I have been using chamois trailers exclusively for a season and a half, and there is no doubt in my mind that they work as well as pork. Give them a try!
Artificial chamois is available in many bright colors. I primarily use red, but have also bought natural and aqua. Each sheet comes in a container packaged with some light moisture that makes the material easier to work with. When it dries out, it becomes rigid, making it necessary to wet it before cutting, which can be messy. So, keep it in the container.
- I measure out the 5¼- by ½-inch strips (of course, you can make them any size you like) and use a utility knife on a board that I can cut into.
- I begin by cutting out a 5¼- by 5-inch rectangle and place the rest of the sheet back in the container. Next, I cut out the half-inch strips. When I taper the strips, I draw the knife to the tip of the tail. Keep the straight edge on the mass of the strip so that it doesn’t move around.
- I tried making each strip with a pre-made hook hole and even tried dipping the end in glue to make it more rigid, but in the end, the best method was simply to attach the strip to the jig and leave it on.

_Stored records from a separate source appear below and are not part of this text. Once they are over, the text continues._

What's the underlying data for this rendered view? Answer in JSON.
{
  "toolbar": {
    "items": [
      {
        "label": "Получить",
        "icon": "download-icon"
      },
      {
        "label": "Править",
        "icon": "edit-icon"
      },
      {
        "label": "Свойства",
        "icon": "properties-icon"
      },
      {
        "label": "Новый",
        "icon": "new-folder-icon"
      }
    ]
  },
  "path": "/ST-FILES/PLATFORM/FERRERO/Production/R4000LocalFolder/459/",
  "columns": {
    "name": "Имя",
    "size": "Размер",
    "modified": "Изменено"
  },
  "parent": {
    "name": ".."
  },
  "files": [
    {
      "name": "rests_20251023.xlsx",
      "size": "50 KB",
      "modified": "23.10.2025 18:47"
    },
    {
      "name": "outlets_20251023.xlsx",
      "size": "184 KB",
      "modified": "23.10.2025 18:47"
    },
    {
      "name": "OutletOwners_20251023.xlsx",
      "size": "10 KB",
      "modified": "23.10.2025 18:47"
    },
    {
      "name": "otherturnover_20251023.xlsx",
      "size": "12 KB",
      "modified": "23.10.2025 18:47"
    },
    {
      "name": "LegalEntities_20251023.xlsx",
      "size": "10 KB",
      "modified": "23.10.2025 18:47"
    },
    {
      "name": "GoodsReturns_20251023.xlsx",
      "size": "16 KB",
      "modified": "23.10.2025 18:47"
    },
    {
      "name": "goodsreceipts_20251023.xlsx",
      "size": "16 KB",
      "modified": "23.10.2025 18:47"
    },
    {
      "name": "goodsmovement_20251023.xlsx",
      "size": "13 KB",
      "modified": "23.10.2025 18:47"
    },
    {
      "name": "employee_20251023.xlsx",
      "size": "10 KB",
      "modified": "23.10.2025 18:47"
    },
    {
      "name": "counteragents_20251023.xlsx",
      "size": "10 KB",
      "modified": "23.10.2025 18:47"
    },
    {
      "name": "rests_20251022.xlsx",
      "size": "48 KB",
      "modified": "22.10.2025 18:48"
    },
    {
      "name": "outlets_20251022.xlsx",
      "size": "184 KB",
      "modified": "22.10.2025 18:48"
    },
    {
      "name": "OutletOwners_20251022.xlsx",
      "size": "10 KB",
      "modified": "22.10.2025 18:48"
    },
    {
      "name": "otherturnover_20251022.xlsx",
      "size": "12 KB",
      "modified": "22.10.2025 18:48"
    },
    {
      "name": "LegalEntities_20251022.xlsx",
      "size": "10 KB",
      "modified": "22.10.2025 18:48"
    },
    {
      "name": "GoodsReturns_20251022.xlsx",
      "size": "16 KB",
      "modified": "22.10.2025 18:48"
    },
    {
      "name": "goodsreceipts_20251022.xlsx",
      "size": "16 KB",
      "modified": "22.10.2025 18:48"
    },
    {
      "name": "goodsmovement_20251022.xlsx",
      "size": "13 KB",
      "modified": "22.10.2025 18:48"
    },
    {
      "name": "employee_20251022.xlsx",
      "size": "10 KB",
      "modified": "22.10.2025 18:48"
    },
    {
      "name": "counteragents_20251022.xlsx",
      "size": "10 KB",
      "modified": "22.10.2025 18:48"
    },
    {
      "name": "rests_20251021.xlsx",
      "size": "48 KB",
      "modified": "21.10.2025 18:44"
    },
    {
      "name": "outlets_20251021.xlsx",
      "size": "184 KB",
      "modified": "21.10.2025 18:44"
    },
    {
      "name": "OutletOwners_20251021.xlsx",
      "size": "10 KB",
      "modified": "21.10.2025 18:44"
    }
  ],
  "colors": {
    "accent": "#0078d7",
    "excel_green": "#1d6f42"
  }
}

- There’s no need to remove the trailer at the end of the trip – it will last for many expeditions without reinforcement.